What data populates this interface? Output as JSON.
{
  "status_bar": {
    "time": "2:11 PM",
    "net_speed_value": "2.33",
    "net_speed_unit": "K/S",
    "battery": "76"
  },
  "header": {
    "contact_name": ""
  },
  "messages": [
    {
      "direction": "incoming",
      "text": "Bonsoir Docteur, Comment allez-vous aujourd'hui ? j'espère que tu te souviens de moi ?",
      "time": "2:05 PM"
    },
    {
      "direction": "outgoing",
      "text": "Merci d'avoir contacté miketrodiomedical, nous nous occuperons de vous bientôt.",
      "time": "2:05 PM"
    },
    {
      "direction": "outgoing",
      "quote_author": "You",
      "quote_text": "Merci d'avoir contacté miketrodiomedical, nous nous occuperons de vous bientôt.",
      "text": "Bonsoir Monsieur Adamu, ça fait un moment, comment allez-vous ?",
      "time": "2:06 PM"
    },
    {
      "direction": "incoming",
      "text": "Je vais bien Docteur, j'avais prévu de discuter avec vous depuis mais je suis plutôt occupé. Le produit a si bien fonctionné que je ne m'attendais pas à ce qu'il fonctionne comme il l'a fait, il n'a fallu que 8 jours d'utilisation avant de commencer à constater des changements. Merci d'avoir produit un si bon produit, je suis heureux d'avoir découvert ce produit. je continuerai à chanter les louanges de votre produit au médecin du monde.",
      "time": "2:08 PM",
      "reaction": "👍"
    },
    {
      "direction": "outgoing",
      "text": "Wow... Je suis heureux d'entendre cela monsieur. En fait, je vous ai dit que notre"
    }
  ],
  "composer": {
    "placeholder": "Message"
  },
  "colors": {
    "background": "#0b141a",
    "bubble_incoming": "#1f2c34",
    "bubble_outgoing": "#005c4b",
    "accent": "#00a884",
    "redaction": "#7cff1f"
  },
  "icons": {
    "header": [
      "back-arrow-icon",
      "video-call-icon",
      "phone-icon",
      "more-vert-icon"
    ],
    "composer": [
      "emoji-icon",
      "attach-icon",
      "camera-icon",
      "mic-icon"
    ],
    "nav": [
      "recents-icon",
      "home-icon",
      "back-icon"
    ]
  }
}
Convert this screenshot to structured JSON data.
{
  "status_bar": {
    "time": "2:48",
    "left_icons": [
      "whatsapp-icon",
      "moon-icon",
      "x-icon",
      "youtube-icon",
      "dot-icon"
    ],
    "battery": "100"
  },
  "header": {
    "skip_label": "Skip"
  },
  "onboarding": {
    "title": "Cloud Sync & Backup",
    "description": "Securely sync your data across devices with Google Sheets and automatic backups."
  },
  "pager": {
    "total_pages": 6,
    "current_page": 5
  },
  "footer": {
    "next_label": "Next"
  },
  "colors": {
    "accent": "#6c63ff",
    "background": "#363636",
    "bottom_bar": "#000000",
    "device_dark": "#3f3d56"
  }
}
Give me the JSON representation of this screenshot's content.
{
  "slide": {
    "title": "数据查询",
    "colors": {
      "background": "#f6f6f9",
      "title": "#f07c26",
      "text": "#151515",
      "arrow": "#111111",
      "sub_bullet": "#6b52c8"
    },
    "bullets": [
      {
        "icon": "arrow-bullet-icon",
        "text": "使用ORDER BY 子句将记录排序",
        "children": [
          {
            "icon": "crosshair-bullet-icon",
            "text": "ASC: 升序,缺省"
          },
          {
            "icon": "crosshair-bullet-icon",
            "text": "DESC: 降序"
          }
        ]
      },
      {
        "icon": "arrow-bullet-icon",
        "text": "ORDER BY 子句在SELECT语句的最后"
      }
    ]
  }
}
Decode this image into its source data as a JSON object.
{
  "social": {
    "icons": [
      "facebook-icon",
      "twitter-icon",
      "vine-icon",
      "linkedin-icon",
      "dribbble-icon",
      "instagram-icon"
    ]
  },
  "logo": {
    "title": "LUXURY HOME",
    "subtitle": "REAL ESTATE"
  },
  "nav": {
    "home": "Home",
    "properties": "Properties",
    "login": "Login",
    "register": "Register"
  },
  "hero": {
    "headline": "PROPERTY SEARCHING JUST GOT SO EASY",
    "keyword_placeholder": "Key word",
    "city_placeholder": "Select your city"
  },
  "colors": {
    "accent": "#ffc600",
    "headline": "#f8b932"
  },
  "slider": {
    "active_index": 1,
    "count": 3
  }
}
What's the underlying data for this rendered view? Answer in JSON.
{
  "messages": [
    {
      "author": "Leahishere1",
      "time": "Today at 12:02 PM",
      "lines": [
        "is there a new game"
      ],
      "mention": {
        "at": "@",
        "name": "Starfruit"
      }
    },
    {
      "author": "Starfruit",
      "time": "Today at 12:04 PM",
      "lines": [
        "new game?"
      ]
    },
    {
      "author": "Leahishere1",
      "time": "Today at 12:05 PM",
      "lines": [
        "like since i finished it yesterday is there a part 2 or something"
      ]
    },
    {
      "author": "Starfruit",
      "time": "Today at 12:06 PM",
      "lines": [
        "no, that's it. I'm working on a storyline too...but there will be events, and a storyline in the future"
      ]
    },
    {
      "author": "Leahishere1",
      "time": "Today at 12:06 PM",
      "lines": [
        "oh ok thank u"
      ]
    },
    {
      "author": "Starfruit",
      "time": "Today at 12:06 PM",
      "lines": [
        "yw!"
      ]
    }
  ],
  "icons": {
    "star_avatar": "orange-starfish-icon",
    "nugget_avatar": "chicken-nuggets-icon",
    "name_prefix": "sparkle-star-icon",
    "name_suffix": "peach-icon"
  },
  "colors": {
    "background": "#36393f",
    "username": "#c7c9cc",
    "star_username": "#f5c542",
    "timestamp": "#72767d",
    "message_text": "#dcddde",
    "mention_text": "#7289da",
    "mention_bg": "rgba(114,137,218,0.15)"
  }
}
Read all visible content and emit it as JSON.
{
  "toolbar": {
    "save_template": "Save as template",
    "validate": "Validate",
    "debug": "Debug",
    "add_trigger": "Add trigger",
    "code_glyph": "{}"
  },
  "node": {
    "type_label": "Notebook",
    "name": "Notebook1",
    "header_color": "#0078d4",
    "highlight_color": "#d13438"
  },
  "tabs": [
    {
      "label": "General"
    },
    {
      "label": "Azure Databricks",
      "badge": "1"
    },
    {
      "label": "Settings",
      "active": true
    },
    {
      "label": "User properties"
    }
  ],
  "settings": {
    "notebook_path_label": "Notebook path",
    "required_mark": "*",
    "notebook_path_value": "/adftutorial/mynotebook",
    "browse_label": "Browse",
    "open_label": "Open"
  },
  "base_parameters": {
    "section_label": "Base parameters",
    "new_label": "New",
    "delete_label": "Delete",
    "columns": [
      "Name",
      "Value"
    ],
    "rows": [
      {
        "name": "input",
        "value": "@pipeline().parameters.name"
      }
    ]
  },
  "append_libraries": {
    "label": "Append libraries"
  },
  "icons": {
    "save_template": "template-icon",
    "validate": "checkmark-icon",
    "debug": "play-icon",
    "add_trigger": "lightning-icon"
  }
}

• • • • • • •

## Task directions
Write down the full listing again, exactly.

## Exercise output
What data populates this interface? Output as JSON.
{
  "status_bar": {
    "time": "2:11 PM",
    "net_speed_value": "2.33",
    "net_speed_unit": "K/S",
    "battery": "76"
  },
  "header": {
    "contact_name": ""
  },
  "messages": [
    {
      "direction": "incoming",
      "text": "Bonsoir Docteur, Comment allez-vous aujourd'hui ? j'espère que tu te souviens de moi ?",
      "time": "2:05 PM"
    },
    {
      "direction": "outgoing",
      "text": "Merci d'avoir contacté miketrodiomedical, nous nous occuperons de vous bientôt.",
      "time": "2:05 PM"
    },
    {
      "direction": "outgoing",
      "quote_author": "You",
      "quote_text": "Merci d'avoir contacté miketrodiomedical, nous nous occuperons de vous bientôt.",
      "text": "Bonsoir Monsieur Adamu, ça fait un moment, comment allez-vous ?",
      "time": "2:06 PM"
    },
    {
      "direction": "incoming",
      "text": "Je vais bien Docteur, j'avais prévu de discuter avec vous depuis mais je suis plutôt occupé. Le produit a si bien fonctionné que je ne m'attendais pas à ce qu'il fonctionne comme il l'a fait, il n'a fallu que 8 jours d'utilisation avant de commencer à constater des changements. Merci d'avoir produit un si bon produit, je suis heureux d'avoir découvert ce produit. je continuerai à chanter les louanges de votre produit au médecin du monde.",
      "time": "2:08 PM",
      "reaction": "👍"
    },
    {
      "direction": "outgoing",
      "text": "Wow... Je suis heureux d'entendre cela monsieur. En fait, je vous ai dit que notre"
    }
  ],
  "composer": {
    "placeholder": "Message"
  },
  "colors": {
    "background": "#0b141a",
    "bubble_incoming": "#1f2c34",
    "bubble_outgoing": "#005c4b",
    "accent": "#00a884",
    "redaction": "#7cff1f"
  },
  "icons": {
    "header": [
      "back-arrow-icon",
      "video-call-icon",
      "phone-icon",
      "more-vert-icon"
    ],
    "composer": [
      "emoji-icon",
      "attach-icon",
      "camera-icon",
      "mic-icon"
    ],
    "nav": [
      "recents-icon",
      "home-icon",
      "back-icon"
    ]
  }
}
Convert this screenshot to structured JSON data.
{
  "status_bar": {
    "time": "2:48",
    "left_icons": [
      "whatsapp-icon",
      "moon-icon",
      "x-icon",
      "youtube-icon",
      "dot-icon"
    ],
    "battery": "100"
  },
  "header": {
    "skip_label": "Skip"
  },
  "onboarding": {
    "title": "Cloud Sync & Backup",
    "description": "Securely sync your data across devices with Google Sheets and automatic backups."
  },
  "pager": {
    "total_pages": 6,
    "current_page": 5
  },
  "footer": {
    "next_label": "Next"
  },
  "colors": {
    "accent": "#6c63ff",
    "background": "#363636",
    "bottom_bar": "#000000",
    "device_dark": "#3f3d56"
  }
}
Give me the JSON representation of this screenshot's content.
{
  "slide": {
    "title": "数据查询",
    "colors": {
      "background": "#f6f6f9",
      "title": "#f07c26",
      "text": "#151515",
      "arrow": "#111111",
      "sub_bullet": "#6b52c8"
    },
    "bullets": [
      {
        "icon": "arrow-bullet-icon",
        "text": "使用ORDER BY 子句将记录排序",
        "children": [
          {
            "icon": "crosshair-bullet-icon",
            "text": "ASC: 升序,缺省"
          },
          {
            "icon": "crosshair-bullet-icon",
            "text": "DESC: 降序"
          }
        ]
      },
      {
        "icon": "arrow-bullet-icon",
        "text": "ORDER BY 子句在SELECT语句的最后"
      }
    ]
  }
}
Decode this image into its source data as a JSON object.
{
  "social": {
    "icons": [
      "facebook-icon",
      "twitter-icon",
      "vine-icon",
      "linkedin-icon",
      "dribbble-icon",
      "instagram-icon"
    ]
  },
  "logo": {
    "title": "LUXURY HOME",
    "subtitle": "REAL ESTATE"
  },
  "nav": {
    "home": "Home",
    "properties": "Properties",
    "login": "Login",
    "register": "Register"
  },
  "hero": {
    "headline": "PROPERTY SEARCHING JUST GOT SO EASY",
    "keyword_placeholder": "Key word",
    "city_placeholder": "Select your city"
  },
  "colors": {
    "accent": "#ffc600",
    "headline": "#f8b932"
  },
  "slider": {
    "active_index": 1,
    "count": 3
  }
}
What's the underlying data for this rendered view? Answer in JSON.
{
  "messages": [
    {
      "author": "Leahishere1",
      "time": "Today at 12:02 PM",
      "lines": [
        "is there a new game"
      ],
      "mention": {
        "at": "@",
        "name": "Starfruit"
      }
    },
    {
      "author": "Starfruit",
      "time": "Today at 12:04 PM",
      "lines": [
        "new game?"
      ]
    },
    {
      "author": "Leahishere1",
      "time": "Today at 12:05 PM",
      "lines": [
        "like since i finished it yesterday is there a part 2 or something"
      ]
    },
    {
      "author": "Starfruit",
      "time": "Today at 12:06 PM",
      "lines": [
        "no, that's it. I'm working on a storyline too...but there will be events, and a storyline in the future"
      ]
    },
    {
      "author": "Leahishere1",
      "time": "Today at 12:06 PM",
      "lines": [
        "oh ok thank u"
      ]
    },
    {
      "author": "Starfruit",
      "time": "Today at 12:06 PM",
      "lines": [
        "yw!"
      ]
    }
  ],
  "icons": {
    "star_avatar": "orange-starfish-icon",
    "nugget_avatar": "chicken-nuggets-icon",
    "name_prefix": "sparkle-star-icon",
    "name_suffix": "peach-icon"
  },
  "colors": {
    "background": "#36393f",
    "username": "#c7c9cc",
    "star_username": "#f5c542",
    "timestamp": "#72767d",
    "message_text": "#dcddde",
    "mention_text": "#7289da",
    "mention_bg": "rgba(114,137,218,0.15)"
  }
}
Read all visible content and emit it as JSON.
{
  "toolbar": {
    "save_template": "Save as template",
    "validate": "Validate",
    "debug": "Debug",
    "add_trigger": "Add trigger",
    "code_glyph": "{}"
  },
  "node": {
    "type_label": "Notebook",
    "name": "Notebook1",
    "header_color": "#0078d4",
    "highlight_color": "#d13438"
  },
  "tabs": [
    {
      "label": "General"
    },
    {
      "label": "Azure Databricks",
      "badge": "1"
    },
    {
      "label": "Settings",
      "active": true
    },
    {
      "label": "User properties"
    }
  ],
  "settings": {
    "notebook_path_label": "Notebook path",
    "required_mark": "*",
    "notebook_path_value": "/adftutorial/mynotebook",
    "browse_label": "Browse",
    "open_label": "Open"
  },
  "base_parameters": {
    "section_label": "Base parameters",
    "new_label": "New",
    "delete_label": "Delete",
    "columns": [
      "Name",
      "Value"
    ],
    "rows": [
      {
        "name": "input",
        "value": "@pipeline().parameters.name"
      }
    ]
  },
  "append_libraries": {
    "label": "Append libraries"
  },
  "icons": {
    "save_template": "template-icon",
    "validate": "checkmark-icon",
    "debug": "play-icon",
    "add_trigger": "lightning-icon"
  }
}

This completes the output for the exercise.